== DATA PROVIDED ==
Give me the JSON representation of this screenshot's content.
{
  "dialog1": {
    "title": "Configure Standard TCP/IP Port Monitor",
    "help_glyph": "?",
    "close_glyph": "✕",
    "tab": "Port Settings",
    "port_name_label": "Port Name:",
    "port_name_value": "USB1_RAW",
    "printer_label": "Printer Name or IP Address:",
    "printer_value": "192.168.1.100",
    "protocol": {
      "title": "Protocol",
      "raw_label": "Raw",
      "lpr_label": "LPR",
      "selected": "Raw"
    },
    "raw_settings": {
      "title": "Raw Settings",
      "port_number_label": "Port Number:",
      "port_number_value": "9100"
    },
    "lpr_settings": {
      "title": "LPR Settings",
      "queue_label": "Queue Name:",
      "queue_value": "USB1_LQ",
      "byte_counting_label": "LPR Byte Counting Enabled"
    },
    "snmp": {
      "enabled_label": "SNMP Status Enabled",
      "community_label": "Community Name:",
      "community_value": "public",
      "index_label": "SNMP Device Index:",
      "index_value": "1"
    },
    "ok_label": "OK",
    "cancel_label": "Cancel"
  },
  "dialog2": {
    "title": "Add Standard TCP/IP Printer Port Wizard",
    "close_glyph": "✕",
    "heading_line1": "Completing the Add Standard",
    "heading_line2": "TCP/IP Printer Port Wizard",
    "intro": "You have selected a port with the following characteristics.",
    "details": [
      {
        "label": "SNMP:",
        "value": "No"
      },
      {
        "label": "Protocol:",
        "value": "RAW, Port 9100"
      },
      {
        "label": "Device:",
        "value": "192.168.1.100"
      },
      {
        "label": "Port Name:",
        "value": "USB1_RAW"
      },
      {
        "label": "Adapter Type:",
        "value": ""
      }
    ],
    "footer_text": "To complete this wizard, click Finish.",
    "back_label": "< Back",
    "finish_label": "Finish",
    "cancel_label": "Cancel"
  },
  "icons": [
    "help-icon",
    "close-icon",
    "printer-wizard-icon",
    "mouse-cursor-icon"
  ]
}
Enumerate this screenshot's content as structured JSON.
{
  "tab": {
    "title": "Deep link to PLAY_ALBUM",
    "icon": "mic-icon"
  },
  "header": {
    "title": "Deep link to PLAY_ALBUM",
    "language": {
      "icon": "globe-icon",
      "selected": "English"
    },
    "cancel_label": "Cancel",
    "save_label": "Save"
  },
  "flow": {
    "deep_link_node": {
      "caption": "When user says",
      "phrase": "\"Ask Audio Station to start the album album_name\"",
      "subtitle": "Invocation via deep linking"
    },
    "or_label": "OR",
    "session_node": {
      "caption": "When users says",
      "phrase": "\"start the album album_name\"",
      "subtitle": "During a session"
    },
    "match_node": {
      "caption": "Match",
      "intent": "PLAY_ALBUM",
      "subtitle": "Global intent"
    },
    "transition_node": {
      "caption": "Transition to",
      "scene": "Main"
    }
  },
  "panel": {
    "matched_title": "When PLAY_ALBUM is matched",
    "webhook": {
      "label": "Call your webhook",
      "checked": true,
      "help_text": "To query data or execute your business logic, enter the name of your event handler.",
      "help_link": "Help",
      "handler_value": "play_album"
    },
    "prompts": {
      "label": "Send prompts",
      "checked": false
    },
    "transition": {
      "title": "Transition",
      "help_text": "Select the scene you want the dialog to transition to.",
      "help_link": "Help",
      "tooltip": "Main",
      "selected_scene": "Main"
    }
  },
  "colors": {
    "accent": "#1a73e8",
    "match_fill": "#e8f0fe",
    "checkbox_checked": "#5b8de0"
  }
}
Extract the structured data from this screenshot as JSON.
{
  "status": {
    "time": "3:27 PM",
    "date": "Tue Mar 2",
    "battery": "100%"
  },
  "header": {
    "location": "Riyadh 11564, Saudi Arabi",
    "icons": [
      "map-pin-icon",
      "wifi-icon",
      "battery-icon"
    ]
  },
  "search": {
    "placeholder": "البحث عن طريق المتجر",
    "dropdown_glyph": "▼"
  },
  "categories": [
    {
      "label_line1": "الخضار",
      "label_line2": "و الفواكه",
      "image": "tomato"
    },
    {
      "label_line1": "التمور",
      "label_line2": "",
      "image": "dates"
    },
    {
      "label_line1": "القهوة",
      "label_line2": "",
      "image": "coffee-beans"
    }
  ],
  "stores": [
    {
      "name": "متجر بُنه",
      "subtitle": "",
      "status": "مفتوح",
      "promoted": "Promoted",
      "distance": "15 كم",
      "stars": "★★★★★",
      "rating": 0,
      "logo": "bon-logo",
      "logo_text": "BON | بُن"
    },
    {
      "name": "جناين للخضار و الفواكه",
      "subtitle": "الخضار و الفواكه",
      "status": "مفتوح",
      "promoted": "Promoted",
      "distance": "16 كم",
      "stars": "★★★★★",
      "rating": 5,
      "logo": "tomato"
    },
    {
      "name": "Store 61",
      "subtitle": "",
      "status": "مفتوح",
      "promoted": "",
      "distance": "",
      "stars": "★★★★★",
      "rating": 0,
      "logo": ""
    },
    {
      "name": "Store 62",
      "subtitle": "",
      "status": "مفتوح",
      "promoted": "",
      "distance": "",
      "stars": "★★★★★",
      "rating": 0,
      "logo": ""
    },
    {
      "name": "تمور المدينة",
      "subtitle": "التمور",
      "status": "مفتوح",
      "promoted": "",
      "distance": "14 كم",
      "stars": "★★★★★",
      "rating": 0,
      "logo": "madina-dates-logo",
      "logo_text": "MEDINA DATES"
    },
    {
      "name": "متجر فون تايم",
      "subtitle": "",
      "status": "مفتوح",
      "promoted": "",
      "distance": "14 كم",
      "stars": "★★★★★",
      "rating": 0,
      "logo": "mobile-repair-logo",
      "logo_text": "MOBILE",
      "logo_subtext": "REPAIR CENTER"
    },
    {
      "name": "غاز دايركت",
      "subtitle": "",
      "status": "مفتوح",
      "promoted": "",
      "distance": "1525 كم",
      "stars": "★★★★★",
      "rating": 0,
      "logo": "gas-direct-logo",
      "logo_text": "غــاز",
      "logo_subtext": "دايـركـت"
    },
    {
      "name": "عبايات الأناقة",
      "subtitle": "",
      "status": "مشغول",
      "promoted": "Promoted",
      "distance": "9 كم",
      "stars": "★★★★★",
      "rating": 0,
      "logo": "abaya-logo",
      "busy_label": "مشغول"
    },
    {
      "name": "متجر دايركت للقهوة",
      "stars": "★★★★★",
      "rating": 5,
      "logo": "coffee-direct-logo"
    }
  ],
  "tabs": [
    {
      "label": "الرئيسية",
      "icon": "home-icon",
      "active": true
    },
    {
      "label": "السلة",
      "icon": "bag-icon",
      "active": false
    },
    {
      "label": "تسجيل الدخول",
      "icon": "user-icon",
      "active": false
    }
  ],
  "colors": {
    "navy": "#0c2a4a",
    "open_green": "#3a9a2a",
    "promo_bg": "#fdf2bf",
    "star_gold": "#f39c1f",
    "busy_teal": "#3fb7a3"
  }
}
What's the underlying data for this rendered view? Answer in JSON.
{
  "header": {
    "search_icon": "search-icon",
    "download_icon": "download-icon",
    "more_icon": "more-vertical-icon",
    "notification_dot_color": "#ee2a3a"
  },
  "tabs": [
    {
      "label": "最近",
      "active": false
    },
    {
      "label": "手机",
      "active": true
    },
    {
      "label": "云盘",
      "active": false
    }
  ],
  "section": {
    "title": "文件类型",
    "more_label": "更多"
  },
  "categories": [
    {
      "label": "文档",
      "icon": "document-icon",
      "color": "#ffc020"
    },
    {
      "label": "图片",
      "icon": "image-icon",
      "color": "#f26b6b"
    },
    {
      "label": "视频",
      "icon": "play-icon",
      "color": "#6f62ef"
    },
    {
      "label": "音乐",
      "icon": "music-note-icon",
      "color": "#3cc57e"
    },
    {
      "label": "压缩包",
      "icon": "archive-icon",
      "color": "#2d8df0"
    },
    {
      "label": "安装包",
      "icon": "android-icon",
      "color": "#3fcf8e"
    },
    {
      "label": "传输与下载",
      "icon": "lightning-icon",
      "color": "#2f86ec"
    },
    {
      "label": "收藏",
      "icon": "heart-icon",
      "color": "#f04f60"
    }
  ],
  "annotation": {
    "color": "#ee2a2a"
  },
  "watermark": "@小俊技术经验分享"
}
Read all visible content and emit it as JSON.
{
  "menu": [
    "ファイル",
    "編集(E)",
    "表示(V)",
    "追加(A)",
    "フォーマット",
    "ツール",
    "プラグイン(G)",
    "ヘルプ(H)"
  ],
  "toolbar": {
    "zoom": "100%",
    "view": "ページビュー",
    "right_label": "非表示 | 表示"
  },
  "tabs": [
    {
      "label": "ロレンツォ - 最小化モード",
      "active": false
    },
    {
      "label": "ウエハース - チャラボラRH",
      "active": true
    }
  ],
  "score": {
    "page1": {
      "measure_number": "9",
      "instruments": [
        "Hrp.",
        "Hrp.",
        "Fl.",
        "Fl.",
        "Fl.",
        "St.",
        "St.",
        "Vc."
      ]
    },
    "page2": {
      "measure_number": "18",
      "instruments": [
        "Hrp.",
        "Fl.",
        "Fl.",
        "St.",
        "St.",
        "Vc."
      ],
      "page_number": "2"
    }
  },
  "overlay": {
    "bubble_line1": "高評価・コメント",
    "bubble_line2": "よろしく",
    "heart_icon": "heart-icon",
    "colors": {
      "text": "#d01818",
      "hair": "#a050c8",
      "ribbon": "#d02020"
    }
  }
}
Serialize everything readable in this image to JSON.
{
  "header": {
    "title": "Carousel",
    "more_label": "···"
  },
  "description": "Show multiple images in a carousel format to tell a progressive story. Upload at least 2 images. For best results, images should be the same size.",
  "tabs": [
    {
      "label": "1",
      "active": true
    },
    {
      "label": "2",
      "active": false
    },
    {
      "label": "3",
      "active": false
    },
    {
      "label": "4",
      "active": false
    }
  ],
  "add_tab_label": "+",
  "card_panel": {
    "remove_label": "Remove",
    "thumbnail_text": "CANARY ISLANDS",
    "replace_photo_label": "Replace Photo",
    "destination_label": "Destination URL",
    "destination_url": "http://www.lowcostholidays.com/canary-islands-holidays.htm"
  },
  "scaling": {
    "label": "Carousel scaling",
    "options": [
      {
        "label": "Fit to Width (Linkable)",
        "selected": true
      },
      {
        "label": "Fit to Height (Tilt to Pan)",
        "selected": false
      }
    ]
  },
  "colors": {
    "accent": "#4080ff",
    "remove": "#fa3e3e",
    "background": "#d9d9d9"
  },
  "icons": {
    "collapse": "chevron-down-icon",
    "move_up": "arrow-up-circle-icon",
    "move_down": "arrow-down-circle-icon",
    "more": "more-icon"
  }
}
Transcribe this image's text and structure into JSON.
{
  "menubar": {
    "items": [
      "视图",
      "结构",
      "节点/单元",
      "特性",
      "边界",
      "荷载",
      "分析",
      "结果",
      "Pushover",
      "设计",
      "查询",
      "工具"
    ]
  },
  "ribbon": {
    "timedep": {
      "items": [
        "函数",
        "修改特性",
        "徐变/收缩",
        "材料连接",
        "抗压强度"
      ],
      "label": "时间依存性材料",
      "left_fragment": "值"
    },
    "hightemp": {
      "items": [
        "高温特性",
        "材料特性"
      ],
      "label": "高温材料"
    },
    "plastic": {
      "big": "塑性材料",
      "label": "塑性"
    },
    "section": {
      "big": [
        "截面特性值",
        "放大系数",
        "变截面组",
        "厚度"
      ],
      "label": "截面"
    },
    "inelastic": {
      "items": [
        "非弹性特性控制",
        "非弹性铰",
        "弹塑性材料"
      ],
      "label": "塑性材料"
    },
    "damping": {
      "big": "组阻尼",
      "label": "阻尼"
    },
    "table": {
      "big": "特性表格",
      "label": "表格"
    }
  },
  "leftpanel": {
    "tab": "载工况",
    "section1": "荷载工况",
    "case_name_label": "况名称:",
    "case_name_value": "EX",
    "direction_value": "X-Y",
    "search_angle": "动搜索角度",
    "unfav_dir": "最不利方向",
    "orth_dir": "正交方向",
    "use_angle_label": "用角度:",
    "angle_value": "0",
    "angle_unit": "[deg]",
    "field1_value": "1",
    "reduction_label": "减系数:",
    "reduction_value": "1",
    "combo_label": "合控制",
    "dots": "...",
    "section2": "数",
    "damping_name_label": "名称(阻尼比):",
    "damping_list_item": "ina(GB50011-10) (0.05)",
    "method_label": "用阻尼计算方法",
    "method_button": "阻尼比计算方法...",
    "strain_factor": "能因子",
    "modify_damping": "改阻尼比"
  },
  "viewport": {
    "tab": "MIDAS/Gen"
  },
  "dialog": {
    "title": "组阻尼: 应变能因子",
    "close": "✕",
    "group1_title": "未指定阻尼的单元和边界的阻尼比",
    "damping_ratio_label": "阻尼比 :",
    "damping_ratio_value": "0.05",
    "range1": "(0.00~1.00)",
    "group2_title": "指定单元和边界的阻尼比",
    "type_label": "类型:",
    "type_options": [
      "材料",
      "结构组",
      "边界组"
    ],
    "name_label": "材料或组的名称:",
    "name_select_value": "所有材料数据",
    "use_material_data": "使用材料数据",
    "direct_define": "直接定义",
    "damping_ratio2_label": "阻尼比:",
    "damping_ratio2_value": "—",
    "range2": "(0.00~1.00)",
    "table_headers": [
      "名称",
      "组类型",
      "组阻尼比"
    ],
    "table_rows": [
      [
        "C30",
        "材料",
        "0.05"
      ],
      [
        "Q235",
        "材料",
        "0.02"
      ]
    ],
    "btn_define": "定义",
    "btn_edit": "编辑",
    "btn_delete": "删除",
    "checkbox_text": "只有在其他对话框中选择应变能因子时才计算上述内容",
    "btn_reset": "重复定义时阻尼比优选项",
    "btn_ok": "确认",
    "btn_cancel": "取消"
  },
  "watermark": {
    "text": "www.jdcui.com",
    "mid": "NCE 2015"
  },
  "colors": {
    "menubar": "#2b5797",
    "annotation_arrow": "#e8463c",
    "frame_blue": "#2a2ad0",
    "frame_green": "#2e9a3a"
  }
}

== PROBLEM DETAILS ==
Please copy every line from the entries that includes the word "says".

== WRITTEN SOLUTION ==
      "caption": "When user says",
      "caption": "When users says",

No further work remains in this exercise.